-- WHAT NEEDS TO BE DONE --
Supply the number of lines in the listing below in which the word "theme" occurs, and nothing else.

-- INPUT DATA --
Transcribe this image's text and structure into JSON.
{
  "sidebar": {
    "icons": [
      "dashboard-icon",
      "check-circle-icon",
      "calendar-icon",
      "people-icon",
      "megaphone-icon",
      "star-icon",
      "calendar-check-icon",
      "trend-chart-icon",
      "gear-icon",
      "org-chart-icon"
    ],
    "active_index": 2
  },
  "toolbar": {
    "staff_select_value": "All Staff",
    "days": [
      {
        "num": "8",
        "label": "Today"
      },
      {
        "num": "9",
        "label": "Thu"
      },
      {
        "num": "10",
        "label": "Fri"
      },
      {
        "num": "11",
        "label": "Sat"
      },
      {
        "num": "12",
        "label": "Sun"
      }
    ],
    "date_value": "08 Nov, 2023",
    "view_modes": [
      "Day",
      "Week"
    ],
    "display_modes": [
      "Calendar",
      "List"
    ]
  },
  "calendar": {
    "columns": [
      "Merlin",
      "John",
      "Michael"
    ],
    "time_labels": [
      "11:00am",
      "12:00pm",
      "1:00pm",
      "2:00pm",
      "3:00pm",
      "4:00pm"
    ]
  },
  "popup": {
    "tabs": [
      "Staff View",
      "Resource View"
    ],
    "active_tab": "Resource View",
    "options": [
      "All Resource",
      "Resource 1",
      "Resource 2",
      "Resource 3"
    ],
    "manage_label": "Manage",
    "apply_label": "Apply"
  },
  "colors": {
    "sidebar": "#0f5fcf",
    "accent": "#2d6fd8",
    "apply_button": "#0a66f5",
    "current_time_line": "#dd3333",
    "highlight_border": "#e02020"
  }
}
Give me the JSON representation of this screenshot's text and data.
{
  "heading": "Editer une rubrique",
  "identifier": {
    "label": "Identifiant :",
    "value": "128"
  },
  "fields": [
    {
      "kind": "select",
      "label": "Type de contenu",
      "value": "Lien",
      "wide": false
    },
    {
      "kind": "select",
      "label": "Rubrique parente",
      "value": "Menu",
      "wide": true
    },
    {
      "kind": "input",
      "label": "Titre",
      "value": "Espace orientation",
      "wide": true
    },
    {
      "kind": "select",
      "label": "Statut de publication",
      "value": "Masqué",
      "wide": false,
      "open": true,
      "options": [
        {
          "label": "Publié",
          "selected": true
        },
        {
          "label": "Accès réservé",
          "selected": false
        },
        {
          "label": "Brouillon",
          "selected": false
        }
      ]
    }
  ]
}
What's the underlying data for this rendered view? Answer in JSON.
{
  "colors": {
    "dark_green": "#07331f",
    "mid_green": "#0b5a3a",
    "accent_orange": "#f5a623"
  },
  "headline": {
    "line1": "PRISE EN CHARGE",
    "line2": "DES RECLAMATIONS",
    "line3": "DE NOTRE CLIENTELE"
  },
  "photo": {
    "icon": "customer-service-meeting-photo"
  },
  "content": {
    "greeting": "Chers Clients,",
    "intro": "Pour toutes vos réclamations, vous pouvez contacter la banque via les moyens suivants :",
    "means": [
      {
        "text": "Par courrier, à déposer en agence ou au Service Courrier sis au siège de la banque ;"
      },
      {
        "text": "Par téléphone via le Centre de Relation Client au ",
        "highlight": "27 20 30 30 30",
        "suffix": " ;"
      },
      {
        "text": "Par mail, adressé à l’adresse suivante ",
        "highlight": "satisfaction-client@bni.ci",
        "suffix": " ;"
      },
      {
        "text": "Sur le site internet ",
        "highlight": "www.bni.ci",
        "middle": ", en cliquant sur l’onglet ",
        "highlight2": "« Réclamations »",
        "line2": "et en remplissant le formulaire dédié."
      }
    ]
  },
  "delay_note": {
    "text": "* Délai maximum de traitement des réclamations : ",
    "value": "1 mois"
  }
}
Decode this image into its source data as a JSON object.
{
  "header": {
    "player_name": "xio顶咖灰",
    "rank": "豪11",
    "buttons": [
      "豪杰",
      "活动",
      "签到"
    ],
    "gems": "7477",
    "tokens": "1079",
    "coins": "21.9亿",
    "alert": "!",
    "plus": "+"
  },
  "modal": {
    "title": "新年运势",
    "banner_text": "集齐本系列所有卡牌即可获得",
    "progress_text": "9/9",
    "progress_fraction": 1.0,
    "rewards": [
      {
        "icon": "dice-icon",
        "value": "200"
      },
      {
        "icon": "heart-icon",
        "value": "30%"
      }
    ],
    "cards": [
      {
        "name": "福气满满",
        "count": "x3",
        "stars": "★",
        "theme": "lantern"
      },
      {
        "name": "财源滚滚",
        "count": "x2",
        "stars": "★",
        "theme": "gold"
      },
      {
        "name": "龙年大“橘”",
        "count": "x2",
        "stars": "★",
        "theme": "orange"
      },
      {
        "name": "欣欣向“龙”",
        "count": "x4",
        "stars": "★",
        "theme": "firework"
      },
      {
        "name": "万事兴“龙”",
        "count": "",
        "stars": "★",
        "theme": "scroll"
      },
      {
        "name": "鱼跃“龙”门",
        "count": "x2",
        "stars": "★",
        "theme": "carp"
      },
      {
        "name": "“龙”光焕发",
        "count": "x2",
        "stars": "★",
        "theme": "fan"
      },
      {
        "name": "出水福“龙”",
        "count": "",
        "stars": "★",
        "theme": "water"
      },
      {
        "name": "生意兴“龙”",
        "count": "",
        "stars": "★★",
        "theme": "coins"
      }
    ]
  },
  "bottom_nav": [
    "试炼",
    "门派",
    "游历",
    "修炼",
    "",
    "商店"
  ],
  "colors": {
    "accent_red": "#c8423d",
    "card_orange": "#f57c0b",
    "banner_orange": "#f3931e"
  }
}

-- TASK RESPONSE --
9